Joon Lee


Living the Dream: Live with Joon Lee

Joon Lee’s under-the-radar “bit of this, bit of that” story is coming to an end. 

A month ahead of his first regional roadshow and six months after he set up shop in Seoul, Fox Networks Group’s (FNG) former executive vice president for North Asia and head of original productions for Mainland China is unveiling a co-ordinated plan that runs from creating original IP to a digital theme park project. 

Lee’s new outfit, LYD Networks, has also become a first port of call for international brands with North Asia ambitions, eager to tap the media solutions Lee has consolidated under V Plus E.NM. These include M&A activities, direct investment consultancy, channel distribution/content syndication/licensing and merchandising. 

V Plus, already the biggest agency for foreign media in terms of number of brands/channels it represents, has two subsidiaries – production house Studio LYD, which is wholly owned, and LYD Digital Space, in which the company has an equity investment. 

Studio LYD specialises in producing Korean dramas and movies with international IP/formats, and is in discussion to expand this to partnerships that will co-develop and co-produce unscripted content.

Three Korean drama projects based on international formats/IP are already in production. One of these is scheduled to start shooting in early 2017. Details remain under wraps for the moment, but could be announced as early as mid-November.   

Lee is also developing original IP with partners gathered under the LYD Alliance, which includes Sun Hee Kim's Aftertoon, Fingerprint and Sun Moon Creative. 

LYD Digital Space is a partnership between V Plus and JS Kim, the former CEO of CJ E&M and KT Media Hub. The company specialises in developing digital experiences, and is  currently working on a digital theme park project in Oppo (near Seoul), Korea. 
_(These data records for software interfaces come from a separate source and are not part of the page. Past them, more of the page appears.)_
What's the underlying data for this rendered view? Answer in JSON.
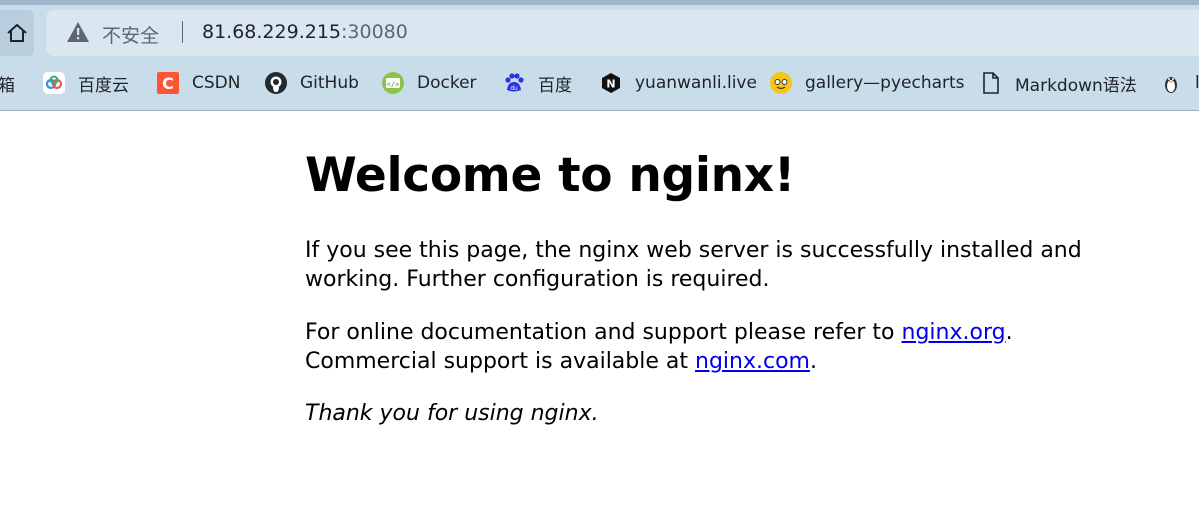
{
  "browser": {
    "insecure_label": "不安全",
    "url_host": "81.68.229.215",
    "url_port": ":30080",
    "bookmarks": [
      {
        "label": "箱",
        "icon": "truncated-bookmark"
      },
      {
        "label": "百度云",
        "icon": "baidu-cloud-icon"
      },
      {
        "label": "CSDN",
        "icon": "csdn-icon"
      },
      {
        "label": "GitHub",
        "icon": "github-icon"
      },
      {
        "label": "Docker",
        "icon": "docker-icon"
      },
      {
        "label": "百度",
        "icon": "baidu-paw-icon"
      },
      {
        "label": "yuanwanli.live",
        "icon": "hexagon-n-icon"
      },
      {
        "label": "gallery—pyecharts",
        "icon": "pyecharts-icon"
      },
      {
        "label": "Markdown语法",
        "icon": "document-icon"
      },
      {
        "label": "l",
        "icon": "linux-penguin-icon"
      }
    ]
  },
  "page": {
    "heading": "Welcome to nginx!",
    "para1": "If you see this page, the nginx web server is successfully installed and working. Further configuration is required.",
    "para2_prefix": "For online documentation and support please refer to ",
    "para2_link": "nginx.org",
    "para2_mid": ".",
    "para2_line2_prefix": "Commercial support is available at ",
    "para2_link2": "nginx.com",
    "para2_end": ".",
    "thanks": "Thank you for using nginx."
  }
}
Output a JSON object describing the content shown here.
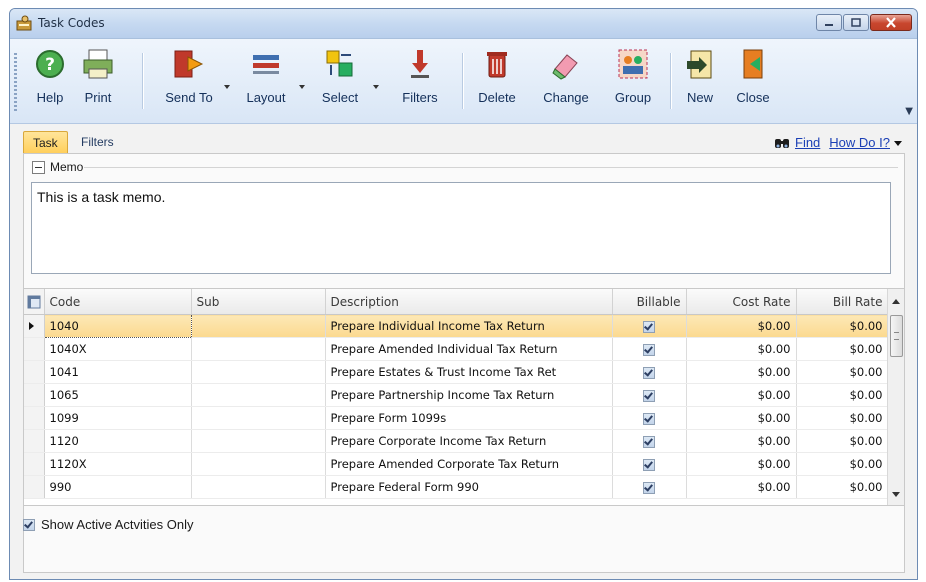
{
  "window": {
    "title": "Task Codes"
  },
  "toolbar": {
    "help": "Help",
    "print": "Print",
    "send_to": "Send To",
    "layout": "Layout",
    "select": "Select",
    "filters": "Filters",
    "delete": "Delete",
    "change": "Change",
    "group": "Group",
    "new": "New",
    "close": "Close"
  },
  "tabs": {
    "task": "Task",
    "filters": "Filters"
  },
  "links": {
    "find": "Find",
    "how_do_i": "How Do I?"
  },
  "memo": {
    "label": "Memo",
    "text": "This is a task memo."
  },
  "grid": {
    "columns": [
      "Code",
      "Sub",
      "Description",
      "Billable",
      "Cost Rate",
      "Bill Rate"
    ],
    "rows": [
      {
        "code": "1040",
        "sub": "",
        "description": "Prepare Individual Income Tax Return",
        "billable": true,
        "cost": "$0.00",
        "bill": "$0.00"
      },
      {
        "code": "1040X",
        "sub": "",
        "description": "Prepare Amended Individual Tax Return",
        "billable": true,
        "cost": "$0.00",
        "bill": "$0.00"
      },
      {
        "code": "1041",
        "sub": "",
        "description": "Prepare Estates & Trust Income Tax Ret",
        "billable": true,
        "cost": "$0.00",
        "bill": "$0.00"
      },
      {
        "code": "1065",
        "sub": "",
        "description": "Prepare Partnership Income Tax Return",
        "billable": true,
        "cost": "$0.00",
        "bill": "$0.00"
      },
      {
        "code": "1099",
        "sub": "",
        "description": "Prepare Form 1099s",
        "billable": true,
        "cost": "$0.00",
        "bill": "$0.00"
      },
      {
        "code": "1120",
        "sub": "",
        "description": "Prepare Corporate Income Tax Return",
        "billable": true,
        "cost": "$0.00",
        "bill": "$0.00"
      },
      {
        "code": "1120X",
        "sub": "",
        "description": "Prepare Amended Corporate Tax Return",
        "billable": true,
        "cost": "$0.00",
        "bill": "$0.00"
      },
      {
        "code": "990",
        "sub": "",
        "description": "Prepare Federal Form 990",
        "billable": true,
        "cost": "$0.00",
        "bill": "$0.00"
      }
    ]
  },
  "footer": {
    "active_only_label": "Show Active Actvities Only",
    "active_only_checked": true
  },
  "colors": {
    "selection": "#fbd98f",
    "title_bar": "#c6d9f1",
    "link": "#1b3fb5"
  }
}
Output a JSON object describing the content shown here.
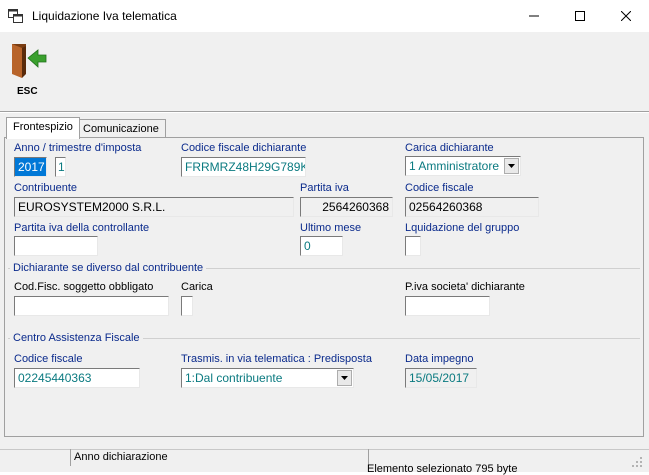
{
  "window": {
    "title": "Liquidazione Iva telematica",
    "minimize_icon": "minimize-icon",
    "maximize_icon": "maximize-icon",
    "close_icon": "close-icon"
  },
  "toolbar": {
    "esc_label": "ESC",
    "esc_icon": "exit-door-icon"
  },
  "tabs": [
    {
      "label": "Frontespizio",
      "active": true
    },
    {
      "label": "Comunicazione",
      "active": false
    }
  ],
  "form": {
    "anno_label": "Anno / trimestre d'imposta",
    "anno_value": "2017",
    "trimestre_value": "1",
    "cf_dichiarante_label": "Codice fiscale dichiarante",
    "cf_dichiarante_value": "FRRMRZ48H29G789K",
    "carica_dichiarante_label": "Carica dichiarante",
    "carica_dichiarante_value": "1 Amministratore",
    "contribuente_label": "Contribuente",
    "contribuente_value": "EUROSYSTEM2000 S.R.L.",
    "partita_iva_label": "Partita iva",
    "partita_iva_value": "2564260368",
    "codice_fiscale_label": "Codice fiscale",
    "codice_fiscale_value": "02564260368",
    "piva_controllante_label": "Partita iva della controllante",
    "piva_controllante_value": "",
    "ultimo_mese_label": "Ultimo mese",
    "ultimo_mese_value": "0",
    "liquidazione_gruppo_label": "Lquidazione del gruppo",
    "liquidazione_gruppo_value": ""
  },
  "dichiarante_group": {
    "title": "Dichiarante se diverso dal contribuente",
    "cf_soggetto_label": "Cod.Fisc. soggetto obbligato",
    "cf_soggetto_value": "",
    "carica_label": "Carica",
    "carica_value": "",
    "piva_societa_label": "P.iva societa' dichiarante",
    "piva_societa_value": ""
  },
  "caf_group": {
    "title": "Centro Assistenza Fiscale",
    "codice_fiscale_label": "Codice fiscale",
    "codice_fiscale_value": "02245440363",
    "trasmis_label": "Trasmis. in via telematica : Predisposta",
    "trasmis_value": "1:Dal contribuente",
    "data_impegno_label": "Data impegno",
    "data_impegno_value": "15/05/2017"
  },
  "statusbar": {
    "text": "Anno dichiarazione",
    "behind_text": "Elemento selezionato 795 byte"
  },
  "colors": {
    "label_blue": "#0a2a8c",
    "value_teal": "#0a7a80",
    "selection": "#0078d7",
    "panel": "#f0f0f0"
  }
}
"Basically, we convert TV content into a fully enhanced five-senses experience via digital technologies such as VR, 3D, hologram, games, etc. in an analogue space," Lee says. 

While Korean content co-production/co-development is a top trend in Asia, Lee says the focus on China is cooling because of political issues between the two countries. "This will lead Korean companies to look for new opportunities," Lee says, predicting more more activity in other parts of Asia as well as within Korea.

The challenges, for companies that have ventures down this path, are already well known, and Lee highlights the ongoing learning curve. 

"There are significant gaps in production culture and EQ between the Korean system and others," he says.  

For Korean companies, the priority is new revenue streams from new markets, and a dilution of their overwhelming focus on China.

The need to replace dwindling China investment, which could carry on through 2017, has already started to drive global expansion and is, perhaps, the most significant change in Korea's approach to the international market in the past year.    

"Korean companies are definitely looking for the new revenue streams by tapping into new markets (as the China opportunity is being restricted for the moment)," Lee says. 

"In addition, major Korean rights holders have been actively engaging with both international and regional studios and broadcasters to export/co-develop their IPs/formats. They have made visible progress, although it's not yet massive," he adds. 

International content brands are also adjusting their tactics, realising the challenges involved in distributing finished foreign content in Korea, where demand is overwhelmingly local or for Hollywood studio blockbusters.  

Against a backdrop of high demand for local shows, Lee says international players "see growing opportunities and potential in working with Korean companies to create content in their own markets or within Korea". 

Lee says previous attempts at adapting Korean IP/formats, including feature films, for international markets worked to some extent, "but the real success is yet to come". 

Published on 1 November 2016